- **Instructions to follow**
The word "been" appears in some lines of the entries. Say how many, and give nothing but the number.

- **Website and app data records**
☆ ☆ ☆ ☆ ☆

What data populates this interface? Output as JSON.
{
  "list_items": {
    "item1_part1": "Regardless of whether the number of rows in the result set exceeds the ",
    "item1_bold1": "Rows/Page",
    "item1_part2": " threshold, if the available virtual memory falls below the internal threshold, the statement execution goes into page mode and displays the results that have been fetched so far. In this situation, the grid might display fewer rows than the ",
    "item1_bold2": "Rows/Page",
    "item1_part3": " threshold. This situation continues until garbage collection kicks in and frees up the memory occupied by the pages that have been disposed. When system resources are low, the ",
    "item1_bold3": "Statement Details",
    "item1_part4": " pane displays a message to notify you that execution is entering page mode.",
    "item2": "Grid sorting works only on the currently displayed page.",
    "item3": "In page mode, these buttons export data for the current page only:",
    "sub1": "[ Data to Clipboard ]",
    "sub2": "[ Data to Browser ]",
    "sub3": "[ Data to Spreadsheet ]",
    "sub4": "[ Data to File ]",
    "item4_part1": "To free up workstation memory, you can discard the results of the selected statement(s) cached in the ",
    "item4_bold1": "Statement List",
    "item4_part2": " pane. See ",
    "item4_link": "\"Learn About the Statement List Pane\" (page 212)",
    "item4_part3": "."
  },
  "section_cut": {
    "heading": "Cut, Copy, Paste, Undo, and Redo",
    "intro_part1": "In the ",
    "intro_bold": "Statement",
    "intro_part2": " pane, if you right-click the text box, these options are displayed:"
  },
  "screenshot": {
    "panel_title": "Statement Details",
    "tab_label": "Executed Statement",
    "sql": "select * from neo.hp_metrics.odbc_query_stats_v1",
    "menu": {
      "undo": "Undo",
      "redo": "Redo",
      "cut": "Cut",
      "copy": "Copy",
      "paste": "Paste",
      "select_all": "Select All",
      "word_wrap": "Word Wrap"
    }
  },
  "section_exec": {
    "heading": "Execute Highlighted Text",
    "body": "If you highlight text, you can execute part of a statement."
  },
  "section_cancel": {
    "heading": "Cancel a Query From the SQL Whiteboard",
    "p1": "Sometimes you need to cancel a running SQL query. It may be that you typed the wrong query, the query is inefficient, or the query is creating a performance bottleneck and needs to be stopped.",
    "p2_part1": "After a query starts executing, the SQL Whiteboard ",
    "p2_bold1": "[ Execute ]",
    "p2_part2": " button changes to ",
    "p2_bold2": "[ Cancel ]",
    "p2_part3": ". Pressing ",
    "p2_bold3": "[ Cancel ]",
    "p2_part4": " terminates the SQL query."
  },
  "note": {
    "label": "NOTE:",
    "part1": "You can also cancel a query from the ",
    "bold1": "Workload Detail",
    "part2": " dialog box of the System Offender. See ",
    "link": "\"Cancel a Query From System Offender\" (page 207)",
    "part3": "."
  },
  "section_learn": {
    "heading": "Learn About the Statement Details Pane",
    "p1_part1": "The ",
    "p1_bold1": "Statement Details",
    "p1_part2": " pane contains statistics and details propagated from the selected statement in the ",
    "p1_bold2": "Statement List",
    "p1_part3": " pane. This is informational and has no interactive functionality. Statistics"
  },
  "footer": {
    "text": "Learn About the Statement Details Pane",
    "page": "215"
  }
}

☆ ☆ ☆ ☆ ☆

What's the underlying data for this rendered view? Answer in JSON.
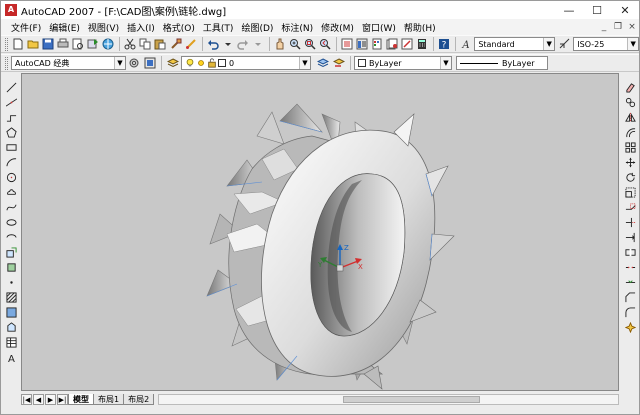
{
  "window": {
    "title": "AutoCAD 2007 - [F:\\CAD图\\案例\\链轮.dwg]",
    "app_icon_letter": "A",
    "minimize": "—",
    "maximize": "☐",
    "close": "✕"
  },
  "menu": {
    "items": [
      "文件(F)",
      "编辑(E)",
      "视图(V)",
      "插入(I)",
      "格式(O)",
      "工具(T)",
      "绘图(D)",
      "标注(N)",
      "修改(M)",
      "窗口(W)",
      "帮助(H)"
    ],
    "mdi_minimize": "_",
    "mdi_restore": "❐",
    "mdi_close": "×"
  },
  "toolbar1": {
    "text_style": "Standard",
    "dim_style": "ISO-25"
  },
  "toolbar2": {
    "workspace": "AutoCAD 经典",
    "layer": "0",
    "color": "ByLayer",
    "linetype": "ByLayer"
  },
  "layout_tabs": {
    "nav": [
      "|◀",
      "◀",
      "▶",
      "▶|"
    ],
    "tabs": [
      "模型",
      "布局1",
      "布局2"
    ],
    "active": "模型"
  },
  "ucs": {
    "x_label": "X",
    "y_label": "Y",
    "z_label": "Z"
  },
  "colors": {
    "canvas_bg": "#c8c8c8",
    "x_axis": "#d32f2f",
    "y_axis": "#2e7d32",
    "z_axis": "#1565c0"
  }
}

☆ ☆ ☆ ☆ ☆

- **Result below**
2